This hysteria, of course, is coming at an unprecedented time in history, when the leader of the country cries out, “Fake News!” whenever an unfavorable report comes from outlets other than Fox or Breitbart.

So, Mr. President, allow the staff of “The Wayne Stater” to educate you on the process of leaking dangerous government documents, and why the really bad dude (or dudette) who leaked this information is protected by the First Amendment and shield law.

Here in America, we have freedom of the press. That essentially means journalists are lawfully protected from government backlash when releasing documents and information, such as the leaked information the Trump administration is up in arms about. In addition, shield law gives journalists immunity in court from disclosing their confidential source who leaked them the information.

Of course, if the information is not seen as necessary to the American public, or the information is obtained illegally, there is no protection for that. But that is not what we are dealing with in this instance. Obviously, news of government corruption and supplemental sources are protected under American law.

And, Mr. Trump, the leaks of Russian ties most definitely qualify as news of government corruption. Just because you and your people suck at being privately corrupt doesn’t mean journalists should be wrongly punished for uncovering your shoddy attempt at wrongly taking over our country.
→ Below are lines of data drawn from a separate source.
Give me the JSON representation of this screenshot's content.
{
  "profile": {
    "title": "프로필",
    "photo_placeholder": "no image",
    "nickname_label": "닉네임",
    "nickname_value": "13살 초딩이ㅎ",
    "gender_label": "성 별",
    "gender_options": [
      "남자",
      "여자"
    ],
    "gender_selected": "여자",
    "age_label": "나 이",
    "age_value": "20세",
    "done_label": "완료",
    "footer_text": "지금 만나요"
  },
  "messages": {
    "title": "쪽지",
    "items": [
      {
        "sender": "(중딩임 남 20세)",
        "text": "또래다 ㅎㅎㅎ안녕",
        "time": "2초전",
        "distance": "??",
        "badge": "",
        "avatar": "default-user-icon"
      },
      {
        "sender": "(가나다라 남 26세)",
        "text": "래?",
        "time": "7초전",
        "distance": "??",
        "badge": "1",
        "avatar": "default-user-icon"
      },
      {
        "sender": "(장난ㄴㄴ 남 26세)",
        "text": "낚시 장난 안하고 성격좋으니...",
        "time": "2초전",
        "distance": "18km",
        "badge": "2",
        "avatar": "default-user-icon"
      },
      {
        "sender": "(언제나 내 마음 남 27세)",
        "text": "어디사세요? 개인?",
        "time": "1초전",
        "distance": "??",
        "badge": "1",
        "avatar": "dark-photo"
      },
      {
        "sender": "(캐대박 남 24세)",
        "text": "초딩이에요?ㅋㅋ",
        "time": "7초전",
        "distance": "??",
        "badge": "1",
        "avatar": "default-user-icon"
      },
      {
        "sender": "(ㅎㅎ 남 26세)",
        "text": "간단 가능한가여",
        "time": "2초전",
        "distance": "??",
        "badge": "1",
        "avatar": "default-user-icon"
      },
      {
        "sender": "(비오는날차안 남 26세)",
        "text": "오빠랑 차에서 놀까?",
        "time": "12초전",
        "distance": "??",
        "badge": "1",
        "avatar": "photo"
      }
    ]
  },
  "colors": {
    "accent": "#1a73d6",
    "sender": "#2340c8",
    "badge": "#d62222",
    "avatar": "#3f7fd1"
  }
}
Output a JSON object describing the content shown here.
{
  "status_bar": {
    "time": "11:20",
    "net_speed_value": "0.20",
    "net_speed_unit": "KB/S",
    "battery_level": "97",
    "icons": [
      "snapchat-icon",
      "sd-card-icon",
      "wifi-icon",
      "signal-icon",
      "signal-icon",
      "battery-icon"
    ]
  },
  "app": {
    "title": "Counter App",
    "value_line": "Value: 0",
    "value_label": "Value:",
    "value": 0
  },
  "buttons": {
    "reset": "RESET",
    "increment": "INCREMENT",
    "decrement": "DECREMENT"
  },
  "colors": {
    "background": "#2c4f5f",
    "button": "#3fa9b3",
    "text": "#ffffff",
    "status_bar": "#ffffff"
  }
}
We knew coming into the Trump era that the media was going to have to fight their hardest to stand up for themselves. We knew Trump despises any and all coverage and news that isn’t eating the doodoo he tries to spoon feed the masses. And we knew that there was something fishy going on in relation to Russia after the election hacking fiasco.

What we didn’t know—or did know, but optimistically hoped we were wrong about, was that this mess would all be crumbling so soon.

Mason Schweizer for The Wayne Stater